START Records to use

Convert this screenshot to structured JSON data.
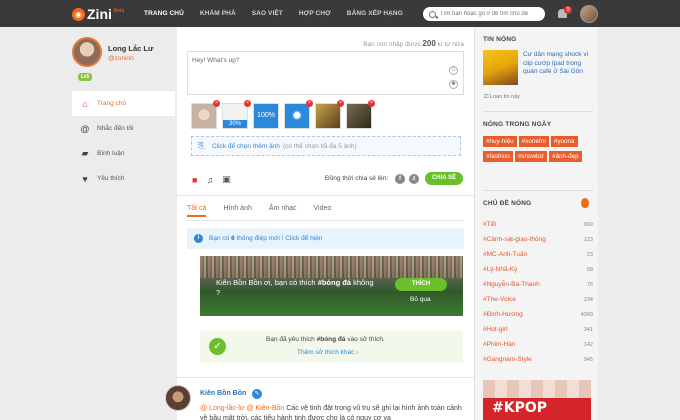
{
  "brand": {
    "name": "Zini",
    "beta": "Beta"
  },
  "nav": [
    "TRANG CHỦ",
    "KHÁM PHÁ",
    "SAO VIỆT",
    "HỢP CHỢ",
    "BẢNG XẾP HẠNG"
  ],
  "search": {
    "placeholder": "Tìm bạn hoặc gõ # để tìm chủ đề"
  },
  "notifications": {
    "count": "9"
  },
  "profile": {
    "name": "Long Lắc Lư",
    "handle": "@zonion",
    "level": "Lv5"
  },
  "menu": [
    "Trang chủ",
    "Nhắc đến tôi",
    "Bình luận",
    "Yêu thích"
  ],
  "composer": {
    "hint_prefix": "Bạn còn nhập được",
    "hint_count": "200",
    "hint_suffix": "kí tự nữa",
    "placeholder": "Hey! What's up?",
    "upload_percent": "30%",
    "done_label": "100%",
    "picker_link": "Click để chọn thêm ảnh",
    "picker_note": "(có thể chọn tối đa 5 ảnh)",
    "share_label": "Đồng thời chia sẻ lên:",
    "share_button": "CHIA SẺ"
  },
  "tabs": [
    "Tất cả",
    "Hình ảnh",
    "Âm nhạc",
    "Video"
  ],
  "notice": {
    "prefix": "Bạn có",
    "count": "6",
    "suffix": "thông điệp mới ! Click để hiện"
  },
  "banner": {
    "text_a": "Kiên Bồn Bồn ơi, bạn có thích",
    "tag": "#bóng đá",
    "text_b": "không ?",
    "like": "THÍCH",
    "skip": "Bỏ qua"
  },
  "confirm": {
    "prefix": "Bạn đã yêu thích",
    "tag": "#bóng đá",
    "suffix": "vào sở thích.",
    "link": "Thêm sở thích khác ›"
  },
  "post": {
    "author": "Kiên Bồn Bồn",
    "mention1": "@ Long-lắc-lư",
    "mention2": "@ Kiên-Bồn",
    "text_a": "Các vệ tinh đặt trong vũ trụ sẽ ghi lại hình ảnh",
    "text_b": "toàn cảnh về bầu mặt trời, các tiểu hành tinh được cho là có nguy cơ va"
  },
  "right": {
    "hot_title": "TIN NÓNG",
    "hot_story": "Cư dân mạng shock vì clip cướp Ipad trong quán café ở Sài Gòn",
    "hot_more": "Loan tin này",
    "trend_title": "NÓNG TRONG NGÀY",
    "tags": [
      "#huy-hiệu",
      "#xonefm",
      "#yoona",
      "#fashion",
      "#showbiz",
      "#ảnh-đẹp"
    ],
    "topics_title": "CHỦ ĐỀ NÓNG",
    "topics": [
      {
        "name": "#Tết",
        "count": "669"
      },
      {
        "name": "#Cảnh-sát-giao-thông",
        "count": "123"
      },
      {
        "name": "#MC-Anh-Tuấn",
        "count": "23"
      },
      {
        "name": "#Lý-Nhã-Kỳ",
        "count": "58"
      },
      {
        "name": "#Nguyễn-Bá-Thanh",
        "count": "76"
      },
      {
        "name": "#The-Voice",
        "count": "234"
      },
      {
        "name": "#Đinh-Hương",
        "count": "4369"
      },
      {
        "name": "#Hot-girl",
        "count": "341"
      },
      {
        "name": "#Phim-Hàn",
        "count": "142"
      },
      {
        "name": "#Gangnam-Style",
        "count": "945"
      }
    ],
    "ad_text": "#KPOP"
  }
}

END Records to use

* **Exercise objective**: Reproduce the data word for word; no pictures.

* **Result of the task**:
Convert this screenshot to structured JSON data.
{
  "brand": {
    "name": "Zini",
    "beta": "Beta"
  },
  "nav": [
    "TRANG CHỦ",
    "KHÁM PHÁ",
    "SAO VIỆT",
    "HỢP CHỢ",
    "BẢNG XẾP HẠNG"
  ],
  "search": {
    "placeholder": "Tìm bạn hoặc gõ # để tìm chủ đề"
  },
  "notifications": {
    "count": "9"
  },
  "profile": {
    "name": "Long Lắc Lư",
    "handle": "@zonion",
    "level": "Lv5"
  },
  "menu": [
    "Trang chủ",
    "Nhắc đến tôi",
    "Bình luận",
    "Yêu thích"
  ],
  "composer": {
    "hint_prefix": "Bạn còn nhập được",
    "hint_count": "200",
    "hint_suffix": "kí tự nữa",
    "placeholder": "Hey! What's up?",
    "upload_percent": "30%",
    "done_label": "100%",
    "picker_link": "Click để chọn thêm ảnh",
    "picker_note": "(có thể chọn tối đa 5 ảnh)",
    "share_label": "Đồng thời chia sẻ lên:",
    "share_button": "CHIA SẺ"
  },
  "tabs": [
    "Tất cả",
    "Hình ảnh",
    "Âm nhạc",
    "Video"
  ],
  "notice": {
    "prefix": "Bạn có",
    "count": "6",
    "suffix": "thông điệp mới ! Click để hiện"
  },
  "banner": {
    "text_a": "Kiên Bồn Bồn ơi, bạn có thích",
    "tag": "#bóng đá",
    "text_b": "không ?",
    "like": "THÍCH",
    "skip": "Bỏ qua"
  },
  "confirm": {
    "prefix": "Bạn đã yêu thích",
    "tag": "#bóng đá",
    "suffix": "vào sở thích.",
    "link": "Thêm sở thích khác ›"
  },
  "post": {
    "author": "Kiên Bồn Bồn",
    "mention1": "@ Long-lắc-lư",
    "mention2": "@ Kiên-Bồn",
    "text_a": "Các vệ tinh đặt trong vũ trụ sẽ ghi lại hình ảnh",
    "text_b": "toàn cảnh về bầu mặt trời, các tiểu hành tinh được cho là có nguy cơ va"
  },
  "right": {
    "hot_title": "TIN NÓNG",
    "hot_story": "Cư dân mạng shock vì clip cướp Ipad trong quán café ở Sài Gòn",
    "hot_more": "Loan tin này",
    "trend_title": "NÓNG TRONG NGÀY",
    "tags": [
      "#huy-hiệu",
      "#xonefm",
      "#yoona",
      "#fashion",
      "#showbiz",
      "#ảnh-đẹp"
    ],
    "topics_title": "CHỦ ĐỀ NÓNG",
    "topics": [
      {
        "name": "#Tết",
        "count": "669"
      },
      {
        "name": "#Cảnh-sát-giao-thông",
        "count": "123"
      },
      {
        "name": "#MC-Anh-Tuấn",
        "count": "23"
      },
      {
        "name": "#Lý-Nhã-Kỳ",
        "count": "58"
      },
      {
        "name": "#Nguyễn-Bá-Thanh",
        "count": "76"
      },
      {
        "name": "#The-Voice",
        "count": "234"
      },
      {
        "name": "#Đinh-Hương",
        "count": "4369"
      },
      {
        "name": "#Hot-girl",
        "count": "341"
      },
      {
        "name": "#Phim-Hàn",
        "count": "142"
      },
      {
        "name": "#Gangnam-Style",
        "count": "945"
      }
    ],
    "ad_text": "#KPOP"
  }
}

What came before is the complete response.